- _WORK TO BE COMPLETED_
The response should be an exact repetition of all the entries.

- _RECORDS TO PROCESS_
_____

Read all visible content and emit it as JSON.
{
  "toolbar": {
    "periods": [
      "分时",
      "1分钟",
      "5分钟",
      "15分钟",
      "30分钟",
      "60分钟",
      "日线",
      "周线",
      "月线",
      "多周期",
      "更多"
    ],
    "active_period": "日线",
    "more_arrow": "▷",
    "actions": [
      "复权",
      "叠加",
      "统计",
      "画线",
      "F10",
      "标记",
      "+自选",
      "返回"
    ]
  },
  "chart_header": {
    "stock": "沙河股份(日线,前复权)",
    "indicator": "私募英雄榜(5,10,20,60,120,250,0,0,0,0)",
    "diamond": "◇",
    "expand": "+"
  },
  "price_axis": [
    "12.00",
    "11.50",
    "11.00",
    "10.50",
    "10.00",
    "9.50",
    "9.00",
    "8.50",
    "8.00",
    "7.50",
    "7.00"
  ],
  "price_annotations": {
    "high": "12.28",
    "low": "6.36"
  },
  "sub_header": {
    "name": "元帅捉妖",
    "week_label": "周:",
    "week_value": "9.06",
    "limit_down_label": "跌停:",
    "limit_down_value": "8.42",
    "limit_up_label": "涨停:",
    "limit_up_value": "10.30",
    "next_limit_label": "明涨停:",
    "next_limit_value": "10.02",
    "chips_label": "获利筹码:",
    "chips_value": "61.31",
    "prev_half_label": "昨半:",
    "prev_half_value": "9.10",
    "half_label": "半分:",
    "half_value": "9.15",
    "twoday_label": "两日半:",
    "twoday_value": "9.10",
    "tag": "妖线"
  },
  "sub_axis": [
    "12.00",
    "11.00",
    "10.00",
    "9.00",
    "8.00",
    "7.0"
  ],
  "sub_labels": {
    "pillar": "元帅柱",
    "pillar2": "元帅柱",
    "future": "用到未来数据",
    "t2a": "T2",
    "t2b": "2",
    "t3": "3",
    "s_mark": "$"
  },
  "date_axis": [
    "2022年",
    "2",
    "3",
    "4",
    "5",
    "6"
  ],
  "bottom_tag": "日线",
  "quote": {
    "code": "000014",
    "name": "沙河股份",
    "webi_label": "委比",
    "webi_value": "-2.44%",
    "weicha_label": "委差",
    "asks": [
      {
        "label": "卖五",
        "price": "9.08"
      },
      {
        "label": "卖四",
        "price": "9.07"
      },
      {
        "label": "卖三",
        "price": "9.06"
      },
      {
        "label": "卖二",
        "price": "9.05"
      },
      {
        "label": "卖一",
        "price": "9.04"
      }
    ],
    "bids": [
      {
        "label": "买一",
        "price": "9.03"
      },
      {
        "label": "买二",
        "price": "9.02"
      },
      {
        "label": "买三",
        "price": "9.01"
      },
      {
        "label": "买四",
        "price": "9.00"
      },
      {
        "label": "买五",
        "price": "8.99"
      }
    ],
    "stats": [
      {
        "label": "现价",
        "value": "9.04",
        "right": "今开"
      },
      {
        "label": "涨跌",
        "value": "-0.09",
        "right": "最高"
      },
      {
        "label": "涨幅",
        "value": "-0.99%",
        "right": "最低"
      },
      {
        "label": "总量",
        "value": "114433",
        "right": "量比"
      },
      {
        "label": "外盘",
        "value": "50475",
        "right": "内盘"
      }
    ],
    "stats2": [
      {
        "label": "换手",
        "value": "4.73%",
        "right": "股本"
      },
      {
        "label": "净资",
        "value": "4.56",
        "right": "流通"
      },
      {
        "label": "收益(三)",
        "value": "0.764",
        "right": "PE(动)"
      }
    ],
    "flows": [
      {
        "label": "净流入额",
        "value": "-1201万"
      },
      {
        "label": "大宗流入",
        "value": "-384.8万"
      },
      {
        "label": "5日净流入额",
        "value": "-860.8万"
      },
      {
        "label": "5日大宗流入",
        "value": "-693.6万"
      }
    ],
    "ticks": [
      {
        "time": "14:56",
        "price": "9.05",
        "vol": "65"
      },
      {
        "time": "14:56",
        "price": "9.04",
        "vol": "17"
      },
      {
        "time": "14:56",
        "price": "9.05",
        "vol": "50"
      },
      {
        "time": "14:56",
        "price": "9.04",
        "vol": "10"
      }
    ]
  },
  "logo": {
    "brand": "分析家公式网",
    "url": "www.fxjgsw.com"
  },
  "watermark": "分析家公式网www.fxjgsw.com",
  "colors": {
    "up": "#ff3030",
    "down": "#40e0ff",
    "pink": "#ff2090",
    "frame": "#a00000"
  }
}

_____

- _PROBLEM SOLUTION_
Read all visible content and emit it as JSON.
{
  "toolbar": {
    "periods": [
      "分时",
      "1分钟",
      "5分钟",
      "15分钟",
      "30分钟",
      "60分钟",
      "日线",
      "周线",
      "月线",
      "多周期",
      "更多"
    ],
    "active_period": "日线",
    "more_arrow": "▷",
    "actions": [
      "复权",
      "叠加",
      "统计",
      "画线",
      "F10",
      "标记",
      "+自选",
      "返回"
    ]
  },
  "chart_header": {
    "stock": "沙河股份(日线,前复权)",
    "indicator": "私募英雄榜(5,10,20,60,120,250,0,0,0,0)",
    "diamond": "◇",
    "expand": "+"
  },
  "price_axis": [
    "12.00",
    "11.50",
    "11.00",
    "10.50",
    "10.00",
    "9.50",
    "9.00",
    "8.50",
    "8.00",
    "7.50",
    "7.00"
  ],
  "price_annotations": {
    "high": "12.28",
    "low": "6.36"
  },
  "sub_header": {
    "name": "元帅捉妖",
    "week_label": "周:",
    "week_value": "9.06",
    "limit_down_label": "跌停:",
    "limit_down_value": "8.42",
    "limit_up_label": "涨停:",
    "limit_up_value": "10.30",
    "next_limit_label": "明涨停:",
    "next_limit_value": "10.02",
    "chips_label": "获利筹码:",
    "chips_value": "61.31",
    "prev_half_label": "昨半:",
    "prev_half_value": "9.10",
    "half_label": "半分:",
    "half_value": "9.15",
    "twoday_label": "两日半:",
    "twoday_value": "9.10",
    "tag": "妖线"
  },
  "sub_axis": [
    "12.00",
    "11.00",
    "10.00",
    "9.00",
    "8.00",
    "7.0"
  ],
  "sub_labels": {
    "pillar": "元帅柱",
    "pillar2": "元帅柱",
    "future": "用到未来数据",
    "t2a": "T2",
    "t2b": "2",
    "t3": "3",
    "s_mark": "$"
  },
  "date_axis": [
    "2022年",
    "2",
    "3",
    "4",
    "5",
    "6"
  ],
  "bottom_tag": "日线",
  "quote": {
    "code": "000014",
    "name": "沙河股份",
    "webi_label": "委比",
    "webi_value": "-2.44%",
    "weicha_label": "委差",
    "asks": [
      {
        "label": "卖五",
        "price": "9.08"
      },
      {
        "label": "卖四",
        "price": "9.07"
      },
      {
        "label": "卖三",
        "price": "9.06"
      },
      {
        "label": "卖二",
        "price": "9.05"
      },
      {
        "label": "卖一",
        "price": "9.04"
      }
    ],
    "bids": [
      {
        "label": "买一",
        "price": "9.03"
      },
      {
        "label": "买二",
        "price": "9.02"
      },
      {
        "label": "买三",
        "price": "9.01"
      },
      {
        "label": "买四",
        "price": "9.00"
      },
      {
        "label": "买五",
        "price": "8.99"
      }
    ],
    "stats": [
      {
        "label": "现价",
        "value": "9.04",
        "right": "今开"
      },
      {
        "label": "涨跌",
        "value": "-0.09",
        "right": "最高"
      },
      {
        "label": "涨幅",
        "value": "-0.99%",
        "right": "最低"
      },
      {
        "label": "总量",
        "value": "114433",
        "right": "量比"
      },
      {
        "label": "外盘",
        "value": "50475",
        "right": "内盘"
      }
    ],
    "stats2": [
      {
        "label": "换手",
        "value": "4.73%",
        "right": "股本"
      },
      {
        "label": "净资",
        "value": "4.56",
        "right": "流通"
      },
      {
        "label": "收益(三)",
        "value": "0.764",
        "right": "PE(动)"
      }
    ],
    "flows": [
      {
        "label": "净流入额",
        "value": "-1201万"
      },
      {
        "label": "大宗流入",
        "value": "-384.8万"
      },
      {
        "label": "5日净流入额",
        "value": "-860.8万"
      },
      {
        "label": "5日大宗流入",
        "value": "-693.6万"
      }
    ],
    "ticks": [
      {
        "time": "14:56",
        "price": "9.05",
        "vol": "65"
      },
      {
        "time": "14:56",
        "price": "9.04",
        "vol": "17"
      },
      {
        "time": "14:56",
        "price": "9.05",
        "vol": "50"
      },
      {
        "time": "14:56",
        "price": "9.04",
        "vol": "10"
      }
    ]
  },
  "logo": {
    "brand": "分析家公式网",
    "url": "www.fxjgsw.com"
  },
  "watermark": "分析家公式网www.fxjgsw.com",
  "colors": {
    "up": "#ff3030",
    "down": "#40e0ff",
    "pink": "#ff2090",
    "frame": "#a00000"
  }
}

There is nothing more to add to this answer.